"They try to see what kind of person you are, how you handle stress, what your reaction would be in a rural environment, without electricity— how you would handle the lifestyle," said Lambert. "If you are nominated, it means you have all the necessary credentials and you would be a good fit."

Nominees then submit medical and legal information for clearance.

Lambert had expressed a region and focus area she was interested in, but the Peace Corps decides the location to which a volunteer will be sent. She was given an agriculture assignment and told at first only that she would be going to sub-Saharan Africa.

"I said I just wanted to have the most authentic experience and I would be willing to make the most out of whatever I was given and was open to anything," said Lambert, who was nominated last April, but didn't receive her official invitation to go to Madagascar as a Peace Corps volunteer until November.

Prior to leaving March 4, Lambert had several vaccinations to protect her against diseases including yellow fever. In Madagascar, the main staple crop is rice and the natives are using a slash and burn technique for farming the land that is not a sustainable process, she said. In this destructive process, stands of rainforest are cut down. As a rural environmental food security adviser, Lambert will receive training in teaching farmers other ways to grow rice. She will work with a farm co-op or conservation group to assess needs and weaknesses, ways they can improve and new projects, which she will help them to implement. These projects could include writing grants, teaching gardening, building wells and latrines and clearing more invasive species.
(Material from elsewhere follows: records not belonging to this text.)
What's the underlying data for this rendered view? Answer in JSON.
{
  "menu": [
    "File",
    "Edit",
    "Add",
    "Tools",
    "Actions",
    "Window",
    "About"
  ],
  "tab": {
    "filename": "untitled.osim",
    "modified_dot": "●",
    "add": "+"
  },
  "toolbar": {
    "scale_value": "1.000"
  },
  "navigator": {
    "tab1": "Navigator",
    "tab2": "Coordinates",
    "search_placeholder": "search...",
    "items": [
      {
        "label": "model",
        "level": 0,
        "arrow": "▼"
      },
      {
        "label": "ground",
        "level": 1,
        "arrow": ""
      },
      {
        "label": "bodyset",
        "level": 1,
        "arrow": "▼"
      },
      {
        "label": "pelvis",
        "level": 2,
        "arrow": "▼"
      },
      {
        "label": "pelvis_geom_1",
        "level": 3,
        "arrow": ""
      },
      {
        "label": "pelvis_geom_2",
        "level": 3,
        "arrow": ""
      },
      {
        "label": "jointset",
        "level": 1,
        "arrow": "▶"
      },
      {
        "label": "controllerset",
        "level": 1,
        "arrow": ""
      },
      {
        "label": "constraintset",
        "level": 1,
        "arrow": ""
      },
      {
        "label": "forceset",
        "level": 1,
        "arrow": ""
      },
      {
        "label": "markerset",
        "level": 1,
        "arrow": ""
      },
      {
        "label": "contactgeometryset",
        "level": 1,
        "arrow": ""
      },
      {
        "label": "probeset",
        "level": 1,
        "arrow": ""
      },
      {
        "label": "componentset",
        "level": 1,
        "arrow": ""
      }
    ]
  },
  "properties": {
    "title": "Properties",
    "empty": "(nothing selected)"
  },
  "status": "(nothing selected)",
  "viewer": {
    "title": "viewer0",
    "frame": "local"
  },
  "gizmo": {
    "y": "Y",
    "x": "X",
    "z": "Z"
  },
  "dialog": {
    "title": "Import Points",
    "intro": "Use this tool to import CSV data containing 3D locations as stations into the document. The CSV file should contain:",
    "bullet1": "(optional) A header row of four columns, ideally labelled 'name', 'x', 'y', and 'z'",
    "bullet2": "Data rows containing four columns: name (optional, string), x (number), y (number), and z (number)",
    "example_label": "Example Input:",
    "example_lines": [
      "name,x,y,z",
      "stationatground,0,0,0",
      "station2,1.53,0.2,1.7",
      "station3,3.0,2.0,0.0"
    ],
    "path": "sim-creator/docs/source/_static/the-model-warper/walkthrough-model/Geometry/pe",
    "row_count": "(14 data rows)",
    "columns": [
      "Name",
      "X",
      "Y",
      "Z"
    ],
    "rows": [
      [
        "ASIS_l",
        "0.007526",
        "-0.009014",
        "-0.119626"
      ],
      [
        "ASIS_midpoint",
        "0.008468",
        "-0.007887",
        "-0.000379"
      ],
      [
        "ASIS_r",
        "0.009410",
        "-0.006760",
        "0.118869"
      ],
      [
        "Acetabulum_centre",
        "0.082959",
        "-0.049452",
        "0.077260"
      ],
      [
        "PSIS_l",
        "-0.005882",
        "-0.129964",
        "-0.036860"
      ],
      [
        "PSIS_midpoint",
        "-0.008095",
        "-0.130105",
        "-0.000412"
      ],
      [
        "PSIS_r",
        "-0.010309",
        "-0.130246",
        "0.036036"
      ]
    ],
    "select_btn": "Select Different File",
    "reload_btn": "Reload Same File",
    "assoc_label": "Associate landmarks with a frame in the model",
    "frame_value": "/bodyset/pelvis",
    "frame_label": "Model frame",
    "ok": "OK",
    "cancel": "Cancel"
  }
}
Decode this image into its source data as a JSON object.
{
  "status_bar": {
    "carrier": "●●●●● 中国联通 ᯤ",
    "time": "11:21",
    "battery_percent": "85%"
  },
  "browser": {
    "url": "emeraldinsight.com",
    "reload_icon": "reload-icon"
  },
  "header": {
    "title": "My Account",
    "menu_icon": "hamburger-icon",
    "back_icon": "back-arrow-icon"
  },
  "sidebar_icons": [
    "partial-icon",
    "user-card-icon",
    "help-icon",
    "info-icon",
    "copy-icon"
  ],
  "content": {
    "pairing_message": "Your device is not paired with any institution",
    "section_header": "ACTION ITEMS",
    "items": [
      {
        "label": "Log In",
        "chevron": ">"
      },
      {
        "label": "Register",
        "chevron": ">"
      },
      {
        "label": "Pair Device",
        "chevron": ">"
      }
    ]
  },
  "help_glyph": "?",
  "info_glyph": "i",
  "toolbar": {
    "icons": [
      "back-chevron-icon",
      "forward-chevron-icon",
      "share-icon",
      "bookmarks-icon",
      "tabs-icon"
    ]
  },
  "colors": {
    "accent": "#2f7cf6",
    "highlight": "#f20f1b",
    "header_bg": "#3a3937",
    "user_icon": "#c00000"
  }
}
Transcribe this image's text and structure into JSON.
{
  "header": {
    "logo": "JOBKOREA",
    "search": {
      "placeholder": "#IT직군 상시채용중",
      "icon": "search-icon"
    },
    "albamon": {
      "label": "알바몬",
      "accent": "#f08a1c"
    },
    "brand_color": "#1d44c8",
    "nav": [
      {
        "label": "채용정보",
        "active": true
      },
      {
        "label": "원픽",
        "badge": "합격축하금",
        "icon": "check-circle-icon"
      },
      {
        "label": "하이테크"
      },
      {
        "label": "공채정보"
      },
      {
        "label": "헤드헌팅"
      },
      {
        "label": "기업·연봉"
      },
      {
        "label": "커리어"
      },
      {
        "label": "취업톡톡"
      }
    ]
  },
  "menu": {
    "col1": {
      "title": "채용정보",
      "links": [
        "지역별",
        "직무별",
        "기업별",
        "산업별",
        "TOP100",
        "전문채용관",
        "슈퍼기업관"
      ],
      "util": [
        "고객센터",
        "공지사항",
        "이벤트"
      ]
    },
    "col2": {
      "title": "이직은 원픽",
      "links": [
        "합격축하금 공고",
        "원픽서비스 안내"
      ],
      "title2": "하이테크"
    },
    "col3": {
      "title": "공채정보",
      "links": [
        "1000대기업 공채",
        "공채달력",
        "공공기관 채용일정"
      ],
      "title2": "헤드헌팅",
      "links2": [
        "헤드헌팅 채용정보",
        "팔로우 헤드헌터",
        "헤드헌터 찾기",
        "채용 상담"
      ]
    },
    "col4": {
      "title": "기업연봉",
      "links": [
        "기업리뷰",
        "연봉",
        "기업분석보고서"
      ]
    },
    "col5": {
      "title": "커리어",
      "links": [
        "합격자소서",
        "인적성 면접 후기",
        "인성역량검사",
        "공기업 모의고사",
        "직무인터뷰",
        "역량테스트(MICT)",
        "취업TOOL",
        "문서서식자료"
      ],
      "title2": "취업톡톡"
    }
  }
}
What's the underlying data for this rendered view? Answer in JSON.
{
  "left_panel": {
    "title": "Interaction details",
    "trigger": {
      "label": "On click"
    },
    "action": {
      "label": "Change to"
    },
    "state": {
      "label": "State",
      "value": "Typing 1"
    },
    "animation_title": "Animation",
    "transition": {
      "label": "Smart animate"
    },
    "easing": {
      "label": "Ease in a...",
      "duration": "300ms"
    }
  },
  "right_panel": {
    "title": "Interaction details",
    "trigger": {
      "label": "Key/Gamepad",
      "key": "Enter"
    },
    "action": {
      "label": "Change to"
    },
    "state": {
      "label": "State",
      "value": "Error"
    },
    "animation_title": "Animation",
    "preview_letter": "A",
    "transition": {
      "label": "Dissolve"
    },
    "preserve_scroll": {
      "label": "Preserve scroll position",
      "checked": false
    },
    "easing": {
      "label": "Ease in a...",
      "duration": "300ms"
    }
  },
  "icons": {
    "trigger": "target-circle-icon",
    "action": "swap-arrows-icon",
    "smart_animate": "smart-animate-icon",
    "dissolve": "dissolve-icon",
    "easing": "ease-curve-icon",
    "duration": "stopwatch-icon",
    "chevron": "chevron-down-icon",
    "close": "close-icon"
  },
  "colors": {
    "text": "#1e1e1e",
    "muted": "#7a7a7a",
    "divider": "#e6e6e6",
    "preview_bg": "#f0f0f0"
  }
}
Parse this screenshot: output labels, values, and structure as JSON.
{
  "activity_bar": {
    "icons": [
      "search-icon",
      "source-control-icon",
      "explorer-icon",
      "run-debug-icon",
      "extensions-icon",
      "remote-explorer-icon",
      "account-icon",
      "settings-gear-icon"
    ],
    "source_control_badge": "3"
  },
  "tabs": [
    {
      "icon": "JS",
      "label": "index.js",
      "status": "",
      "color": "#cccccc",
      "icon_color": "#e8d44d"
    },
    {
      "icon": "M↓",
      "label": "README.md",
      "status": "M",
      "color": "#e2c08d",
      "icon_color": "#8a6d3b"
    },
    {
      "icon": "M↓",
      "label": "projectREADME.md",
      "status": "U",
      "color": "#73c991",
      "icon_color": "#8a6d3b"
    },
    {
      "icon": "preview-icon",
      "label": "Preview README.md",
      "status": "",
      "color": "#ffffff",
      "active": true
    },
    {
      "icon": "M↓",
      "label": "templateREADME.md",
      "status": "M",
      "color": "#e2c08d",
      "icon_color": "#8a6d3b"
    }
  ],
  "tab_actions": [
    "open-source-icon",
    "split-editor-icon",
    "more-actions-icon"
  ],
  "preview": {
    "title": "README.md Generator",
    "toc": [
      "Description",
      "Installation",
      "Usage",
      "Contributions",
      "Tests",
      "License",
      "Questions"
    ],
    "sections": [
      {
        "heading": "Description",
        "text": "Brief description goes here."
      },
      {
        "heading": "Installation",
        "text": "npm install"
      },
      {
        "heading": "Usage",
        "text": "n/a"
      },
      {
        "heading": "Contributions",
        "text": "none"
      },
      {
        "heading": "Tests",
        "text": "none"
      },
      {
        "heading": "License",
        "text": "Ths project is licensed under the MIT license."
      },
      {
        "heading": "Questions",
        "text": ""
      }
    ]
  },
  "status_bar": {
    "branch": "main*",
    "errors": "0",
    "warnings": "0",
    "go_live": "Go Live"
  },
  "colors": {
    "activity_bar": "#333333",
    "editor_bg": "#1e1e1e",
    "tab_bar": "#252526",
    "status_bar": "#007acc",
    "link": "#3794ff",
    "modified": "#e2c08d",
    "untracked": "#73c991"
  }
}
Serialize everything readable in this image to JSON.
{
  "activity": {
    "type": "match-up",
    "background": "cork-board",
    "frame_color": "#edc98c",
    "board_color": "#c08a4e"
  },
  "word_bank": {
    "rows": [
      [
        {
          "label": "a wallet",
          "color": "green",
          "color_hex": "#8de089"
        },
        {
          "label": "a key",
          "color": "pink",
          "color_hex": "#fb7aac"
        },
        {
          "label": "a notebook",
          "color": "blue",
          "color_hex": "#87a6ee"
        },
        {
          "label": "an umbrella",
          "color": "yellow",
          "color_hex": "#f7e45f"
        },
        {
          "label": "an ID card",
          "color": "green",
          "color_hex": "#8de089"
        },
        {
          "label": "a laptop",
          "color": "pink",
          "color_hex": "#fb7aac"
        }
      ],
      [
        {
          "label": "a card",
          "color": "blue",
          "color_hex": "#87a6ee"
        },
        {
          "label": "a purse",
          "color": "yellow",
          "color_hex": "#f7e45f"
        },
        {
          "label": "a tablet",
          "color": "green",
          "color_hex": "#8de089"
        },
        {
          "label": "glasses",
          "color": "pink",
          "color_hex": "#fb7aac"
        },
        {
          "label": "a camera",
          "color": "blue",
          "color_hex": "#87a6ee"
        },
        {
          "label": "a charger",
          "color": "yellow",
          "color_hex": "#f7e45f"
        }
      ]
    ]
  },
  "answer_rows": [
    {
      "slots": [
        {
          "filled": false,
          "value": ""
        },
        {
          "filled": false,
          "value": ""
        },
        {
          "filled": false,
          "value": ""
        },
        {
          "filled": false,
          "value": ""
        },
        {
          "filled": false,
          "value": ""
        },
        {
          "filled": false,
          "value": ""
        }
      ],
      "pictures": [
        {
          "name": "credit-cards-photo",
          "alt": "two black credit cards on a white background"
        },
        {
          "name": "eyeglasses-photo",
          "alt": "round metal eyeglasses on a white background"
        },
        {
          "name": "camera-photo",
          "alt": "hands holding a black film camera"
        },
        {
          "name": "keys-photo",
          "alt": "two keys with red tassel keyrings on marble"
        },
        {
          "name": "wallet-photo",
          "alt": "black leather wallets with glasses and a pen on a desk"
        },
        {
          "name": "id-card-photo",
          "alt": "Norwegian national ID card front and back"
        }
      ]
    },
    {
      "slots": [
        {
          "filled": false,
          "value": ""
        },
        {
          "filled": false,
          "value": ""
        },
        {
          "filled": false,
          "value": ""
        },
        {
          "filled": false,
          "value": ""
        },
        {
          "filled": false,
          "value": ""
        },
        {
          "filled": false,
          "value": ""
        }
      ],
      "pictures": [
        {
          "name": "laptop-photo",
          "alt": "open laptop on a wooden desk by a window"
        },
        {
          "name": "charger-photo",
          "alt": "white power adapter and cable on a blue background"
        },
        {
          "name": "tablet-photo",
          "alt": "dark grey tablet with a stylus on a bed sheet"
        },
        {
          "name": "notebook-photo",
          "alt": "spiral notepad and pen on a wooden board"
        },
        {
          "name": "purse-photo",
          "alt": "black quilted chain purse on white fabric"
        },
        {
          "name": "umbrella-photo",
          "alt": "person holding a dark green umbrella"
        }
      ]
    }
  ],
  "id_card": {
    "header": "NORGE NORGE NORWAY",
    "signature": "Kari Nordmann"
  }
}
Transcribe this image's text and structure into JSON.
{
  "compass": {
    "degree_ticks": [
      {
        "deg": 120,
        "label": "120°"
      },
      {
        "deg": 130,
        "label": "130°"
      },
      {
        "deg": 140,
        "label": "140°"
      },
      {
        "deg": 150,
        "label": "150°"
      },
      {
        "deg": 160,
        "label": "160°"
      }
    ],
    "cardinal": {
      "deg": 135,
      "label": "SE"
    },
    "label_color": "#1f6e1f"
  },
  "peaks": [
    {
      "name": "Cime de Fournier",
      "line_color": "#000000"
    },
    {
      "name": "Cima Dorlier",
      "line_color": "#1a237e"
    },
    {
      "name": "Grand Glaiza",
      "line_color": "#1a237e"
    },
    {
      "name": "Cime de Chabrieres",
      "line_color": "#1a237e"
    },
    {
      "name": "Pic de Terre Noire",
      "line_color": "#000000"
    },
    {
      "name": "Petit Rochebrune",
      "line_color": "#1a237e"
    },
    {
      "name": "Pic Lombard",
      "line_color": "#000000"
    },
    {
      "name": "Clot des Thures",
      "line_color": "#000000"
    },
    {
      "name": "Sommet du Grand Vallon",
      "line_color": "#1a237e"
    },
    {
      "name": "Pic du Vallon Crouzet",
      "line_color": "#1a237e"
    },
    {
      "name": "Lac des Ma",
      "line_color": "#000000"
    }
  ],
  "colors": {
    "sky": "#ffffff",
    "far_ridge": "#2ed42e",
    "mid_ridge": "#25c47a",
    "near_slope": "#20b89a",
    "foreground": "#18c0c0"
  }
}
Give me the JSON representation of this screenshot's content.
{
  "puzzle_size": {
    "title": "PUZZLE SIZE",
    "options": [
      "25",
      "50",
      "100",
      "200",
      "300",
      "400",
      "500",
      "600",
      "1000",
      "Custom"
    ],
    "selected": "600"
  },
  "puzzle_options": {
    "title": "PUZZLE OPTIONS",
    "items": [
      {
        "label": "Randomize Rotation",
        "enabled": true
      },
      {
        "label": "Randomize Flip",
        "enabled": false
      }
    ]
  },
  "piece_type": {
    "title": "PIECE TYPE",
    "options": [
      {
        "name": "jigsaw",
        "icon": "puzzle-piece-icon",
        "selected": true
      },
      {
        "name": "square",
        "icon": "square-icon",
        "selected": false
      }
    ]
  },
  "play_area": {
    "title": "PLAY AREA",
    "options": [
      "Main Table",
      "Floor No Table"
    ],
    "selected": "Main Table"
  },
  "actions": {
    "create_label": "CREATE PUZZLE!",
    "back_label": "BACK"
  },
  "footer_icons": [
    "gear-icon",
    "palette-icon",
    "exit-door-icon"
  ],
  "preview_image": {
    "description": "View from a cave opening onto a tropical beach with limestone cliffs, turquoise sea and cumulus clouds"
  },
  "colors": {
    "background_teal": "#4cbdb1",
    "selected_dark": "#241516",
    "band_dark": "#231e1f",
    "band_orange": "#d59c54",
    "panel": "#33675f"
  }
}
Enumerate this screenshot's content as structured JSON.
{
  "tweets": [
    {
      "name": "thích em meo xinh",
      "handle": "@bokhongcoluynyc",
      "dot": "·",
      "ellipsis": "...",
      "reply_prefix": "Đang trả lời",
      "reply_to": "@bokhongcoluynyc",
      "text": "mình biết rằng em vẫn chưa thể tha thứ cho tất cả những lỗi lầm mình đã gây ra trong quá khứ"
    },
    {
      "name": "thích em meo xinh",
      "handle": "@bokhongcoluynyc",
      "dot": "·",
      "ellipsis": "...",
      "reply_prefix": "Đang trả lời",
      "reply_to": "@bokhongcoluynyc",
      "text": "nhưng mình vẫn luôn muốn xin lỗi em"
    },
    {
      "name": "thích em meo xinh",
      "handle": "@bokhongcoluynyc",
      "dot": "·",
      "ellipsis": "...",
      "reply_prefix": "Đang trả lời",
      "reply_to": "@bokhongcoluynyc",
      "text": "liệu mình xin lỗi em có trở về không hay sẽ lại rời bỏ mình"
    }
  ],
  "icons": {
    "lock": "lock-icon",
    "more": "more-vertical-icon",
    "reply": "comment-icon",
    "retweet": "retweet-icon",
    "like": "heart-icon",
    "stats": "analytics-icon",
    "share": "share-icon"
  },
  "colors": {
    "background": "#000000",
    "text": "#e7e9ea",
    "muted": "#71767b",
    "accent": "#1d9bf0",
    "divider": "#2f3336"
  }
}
Lambert says she is particularly interested in working with an existing Peace Corps program— Girls Leading Our World (GLOW) in which she would help foster leadership skills in young girls.

Another of her assignments will be to get out every day and learn Malagasy, the native language, and interact with the locals.

"Part of it is the community will protect you, you're not a stranger and you have to earn their trust and respect," Lambert said.

"They have a different culture and part of this will be easing my way into that... I will experience new food, language, culture and climate. It will be hard, and there will be days I will feel far from home, but I think it will be a really positive experience. I have heard it will make you much more confident and sure of yourself, navigating your way in a foreign country with a foreign language."